    In this case: What is frequent, this might vary from 50 times a day to production to once a year for tax income system (the latter I would say is not frequent any more).

    The deployment cost might be prohibitive. For example involves hardware changes, manual labor, significant effort, costly regulatory testing, costly recustomization or reintegration + associated testing, downtime, training for support or users, other disruption of business, any of these in significant (for the customer) amounts).The same might apply for creator organisation + additionally is the cost of delivery significant compared to other competing uses of delivery teams. Can the new system support the old use cases and databases all the time (tax and healthcare systems). Is the additional maintenance cost acceptable (many potential releases out in the customers).

    If the benefit of incremental release is bigger than the cost of deployment then sometimes doable.

    "- is the organisation interested in agile" -> should be: does the organisation need frequent releases for business purposes

  2. Sep 21, 2009

    Yes, there are many factors that can inhibit an organizations ability to release often. Most of these can be mitigated to some extent. I also contend that many projects arrive at an unnecessarily long release cycle without realizing the magnitude of the risk they are taking.

    1. Sep 21, 2009

      Yes, there are many factors that can inhibit an organizations ability to release often

      This is IMHO the most prohibiting thought which block the "release often" strategy. It is very easy to come up with problems, and before you have solved problem number one, new problems arises. The right mindset should be that there are NO real factors which inhibits release often other then psychology and lack of knowledge...

  3. Oct 14, 2009

    Pretty much agree that most teams benefit from releasing often. Even if you cannot release externally you should release internally to get the feedback. There is a cost of migration (data, configurations etc) in addition for each of the releases.

    It might be useful to try to look at mitigations for some of these things... But perhaps it is not in scope of this book. All of these come from my observations what stakeholders have said prevent frequent releases. Some of these are only relevant for large projects. Pollyanna Pixton has a nice categorisation of project types in her new book "Stand back and deliver" that may help here...

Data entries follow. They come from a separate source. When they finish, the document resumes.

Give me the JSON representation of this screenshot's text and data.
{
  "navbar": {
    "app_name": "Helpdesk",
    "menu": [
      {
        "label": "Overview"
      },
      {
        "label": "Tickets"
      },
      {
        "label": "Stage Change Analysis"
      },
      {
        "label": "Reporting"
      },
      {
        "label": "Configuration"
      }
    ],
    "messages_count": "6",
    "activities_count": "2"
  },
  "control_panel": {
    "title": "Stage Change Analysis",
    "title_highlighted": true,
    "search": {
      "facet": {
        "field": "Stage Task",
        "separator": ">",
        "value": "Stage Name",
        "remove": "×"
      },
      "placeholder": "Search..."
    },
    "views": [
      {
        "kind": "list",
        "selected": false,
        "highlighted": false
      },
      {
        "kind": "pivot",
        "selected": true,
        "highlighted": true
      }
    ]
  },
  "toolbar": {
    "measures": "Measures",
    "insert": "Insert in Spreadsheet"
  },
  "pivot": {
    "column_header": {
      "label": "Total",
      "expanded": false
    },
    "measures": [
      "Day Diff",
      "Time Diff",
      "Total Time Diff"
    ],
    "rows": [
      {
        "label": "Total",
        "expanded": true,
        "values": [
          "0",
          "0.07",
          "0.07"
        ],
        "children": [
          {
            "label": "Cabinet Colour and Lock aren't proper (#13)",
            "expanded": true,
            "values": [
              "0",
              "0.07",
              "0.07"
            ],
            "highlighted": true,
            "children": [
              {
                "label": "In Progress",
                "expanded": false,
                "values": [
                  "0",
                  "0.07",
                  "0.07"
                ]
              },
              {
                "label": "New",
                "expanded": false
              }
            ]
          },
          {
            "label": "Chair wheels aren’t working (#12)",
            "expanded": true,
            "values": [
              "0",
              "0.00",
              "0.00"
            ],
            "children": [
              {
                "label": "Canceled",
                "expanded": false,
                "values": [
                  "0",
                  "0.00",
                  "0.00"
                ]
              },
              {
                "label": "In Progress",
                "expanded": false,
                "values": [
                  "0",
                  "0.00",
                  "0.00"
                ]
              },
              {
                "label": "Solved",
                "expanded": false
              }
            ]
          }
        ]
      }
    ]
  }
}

    I like the concept of MRP and that can be often very tiny, little piece of the stuff, for example every week, timothy fitz has this up to 50 times a day... The bigger your release is and the longer it takes the bigger are your chances of failure due to providing irrelevant functionality as you have been out of touch with reality...